* _What this task involves_:
Working through the lines below, return each one that holds "title".

********

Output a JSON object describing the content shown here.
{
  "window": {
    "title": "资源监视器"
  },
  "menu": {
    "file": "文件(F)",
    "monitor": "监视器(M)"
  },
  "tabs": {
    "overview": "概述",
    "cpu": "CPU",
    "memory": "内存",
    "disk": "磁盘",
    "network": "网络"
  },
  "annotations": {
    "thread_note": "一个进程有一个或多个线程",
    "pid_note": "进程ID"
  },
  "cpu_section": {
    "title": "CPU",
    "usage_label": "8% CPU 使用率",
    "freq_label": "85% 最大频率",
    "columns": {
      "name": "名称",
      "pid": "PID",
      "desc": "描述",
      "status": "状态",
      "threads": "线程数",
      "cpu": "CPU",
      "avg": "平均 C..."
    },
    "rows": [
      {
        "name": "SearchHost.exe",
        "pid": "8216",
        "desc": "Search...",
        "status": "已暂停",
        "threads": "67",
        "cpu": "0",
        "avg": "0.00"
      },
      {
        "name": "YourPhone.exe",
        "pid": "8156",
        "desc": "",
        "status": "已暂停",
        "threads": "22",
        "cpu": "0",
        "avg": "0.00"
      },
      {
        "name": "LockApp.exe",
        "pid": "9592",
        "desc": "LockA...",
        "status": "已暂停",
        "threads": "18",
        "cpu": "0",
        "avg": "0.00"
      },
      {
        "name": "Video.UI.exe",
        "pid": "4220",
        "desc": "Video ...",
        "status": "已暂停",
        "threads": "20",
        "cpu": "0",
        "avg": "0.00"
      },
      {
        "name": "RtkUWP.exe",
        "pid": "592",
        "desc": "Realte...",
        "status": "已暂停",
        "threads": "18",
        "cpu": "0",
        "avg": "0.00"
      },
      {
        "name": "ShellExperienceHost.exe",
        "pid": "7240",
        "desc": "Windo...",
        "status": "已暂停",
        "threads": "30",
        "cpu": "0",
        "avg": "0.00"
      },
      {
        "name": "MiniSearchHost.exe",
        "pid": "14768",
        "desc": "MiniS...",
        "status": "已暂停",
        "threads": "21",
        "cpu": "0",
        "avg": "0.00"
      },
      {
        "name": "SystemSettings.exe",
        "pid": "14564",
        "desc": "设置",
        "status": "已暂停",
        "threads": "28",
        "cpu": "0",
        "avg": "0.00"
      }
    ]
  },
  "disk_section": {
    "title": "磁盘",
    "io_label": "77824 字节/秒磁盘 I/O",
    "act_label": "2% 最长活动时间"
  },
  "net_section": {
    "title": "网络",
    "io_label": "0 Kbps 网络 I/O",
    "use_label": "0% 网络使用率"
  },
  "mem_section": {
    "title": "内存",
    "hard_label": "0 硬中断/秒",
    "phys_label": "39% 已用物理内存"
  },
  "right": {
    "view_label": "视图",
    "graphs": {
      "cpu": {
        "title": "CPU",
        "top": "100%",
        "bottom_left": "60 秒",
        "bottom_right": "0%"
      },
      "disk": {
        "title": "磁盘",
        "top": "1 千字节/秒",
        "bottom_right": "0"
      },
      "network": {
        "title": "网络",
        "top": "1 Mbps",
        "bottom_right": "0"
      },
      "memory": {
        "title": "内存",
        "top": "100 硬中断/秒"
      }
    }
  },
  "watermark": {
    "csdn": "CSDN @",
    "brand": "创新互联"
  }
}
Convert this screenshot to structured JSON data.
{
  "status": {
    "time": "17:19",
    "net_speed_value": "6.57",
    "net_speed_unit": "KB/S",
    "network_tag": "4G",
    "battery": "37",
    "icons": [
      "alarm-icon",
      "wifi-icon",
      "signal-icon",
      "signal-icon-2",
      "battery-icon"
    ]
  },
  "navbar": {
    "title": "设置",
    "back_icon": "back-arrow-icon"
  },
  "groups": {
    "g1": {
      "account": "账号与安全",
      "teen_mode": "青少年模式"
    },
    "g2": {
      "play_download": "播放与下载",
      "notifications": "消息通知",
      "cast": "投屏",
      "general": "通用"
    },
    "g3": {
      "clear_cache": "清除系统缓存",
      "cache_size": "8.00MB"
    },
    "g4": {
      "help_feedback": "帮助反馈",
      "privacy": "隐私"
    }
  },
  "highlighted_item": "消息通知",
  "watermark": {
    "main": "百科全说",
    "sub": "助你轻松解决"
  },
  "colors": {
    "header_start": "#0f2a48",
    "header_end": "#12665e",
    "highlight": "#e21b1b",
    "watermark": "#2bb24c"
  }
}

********

* _Solution for this exercise_:
    "title": "资源监视器"
    "title": "CPU",
    "title": "磁盘",
    "title": "网络",
    "title": "内存",
        "title": "CPU",
        "title": "磁盘",
        "title": "网络",
        "title": "内存",
    "title": "设置",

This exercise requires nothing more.